Far too many Internet service providers are relying on anti-spam software that was primarily designed to fight inbound, rather than outbound, spam.
The things people do in the name of science.
A team of computer scientists in the University of California system decided to look into the nature of spam and for three months they gathered all of the spam in their inboxes as they could. (I would have gladly contributed the spam I get to their cause, but I didn't need to; they looked at nearly 1 billion messages.) They then made purchases from the spam advertisements. They called the research "spamalytics."
According to an article in The New York Times, the the scientists hoped to find a "choke point" that could lead to a reduction of spam, and they presented their findings in a paper, "Click Trajectories: End-to-End Analysis of the Spam Value Chain." The Times said:
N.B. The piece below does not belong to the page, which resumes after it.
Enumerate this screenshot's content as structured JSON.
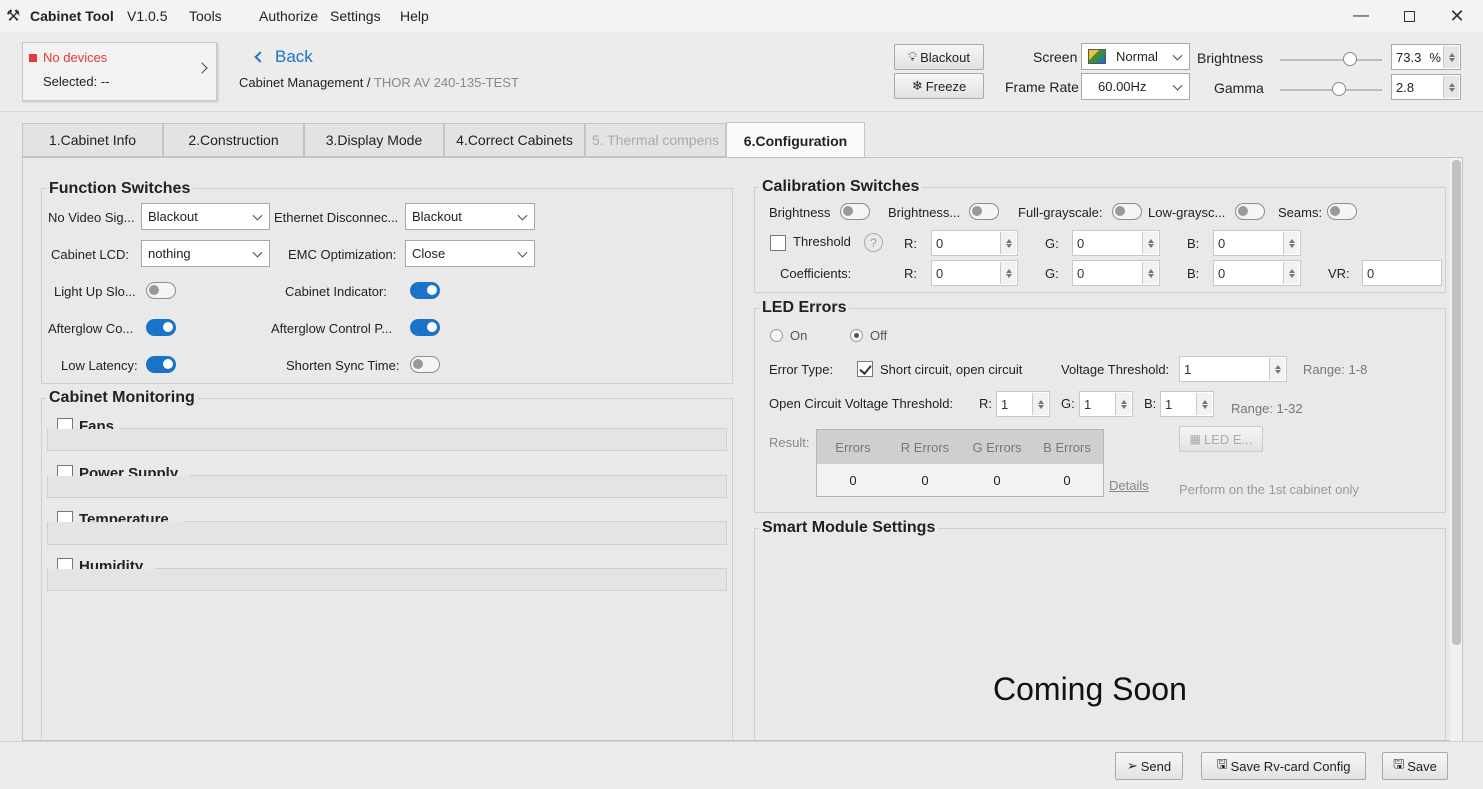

It turned out that 95 percent of the credit card transactions for the spam-advertised drugs and herbal remedies they bought were handled by just three financial companies - one based in Azerbaijan, one in Denmark and one in Nevis, in the West Indies.
So what do the researchers think will decrease the bulk of spam we receive? Credit card companies, according to the Times article:
If a handful of companies like these refused to authorize online credit card payments to the merchants, "you'd cut off the money that supports the entire spam enterprise," said one of the scientists, Stefan Savage of the University of California, San Diego, who worked with colleagues at San Diego and Berkeley and at the International Computer Science Institute.
"In the end, spam is an advertising business," Dr. Savage said in an interview. "However, it only makes sense if you can find a way to take people's money."
"This means credit cards. Credit cards are the only payment platform that is ubiquitously available to Western consumers and can be used for Internet commerce."
Now, will the next step in spamalytics be to study text messages?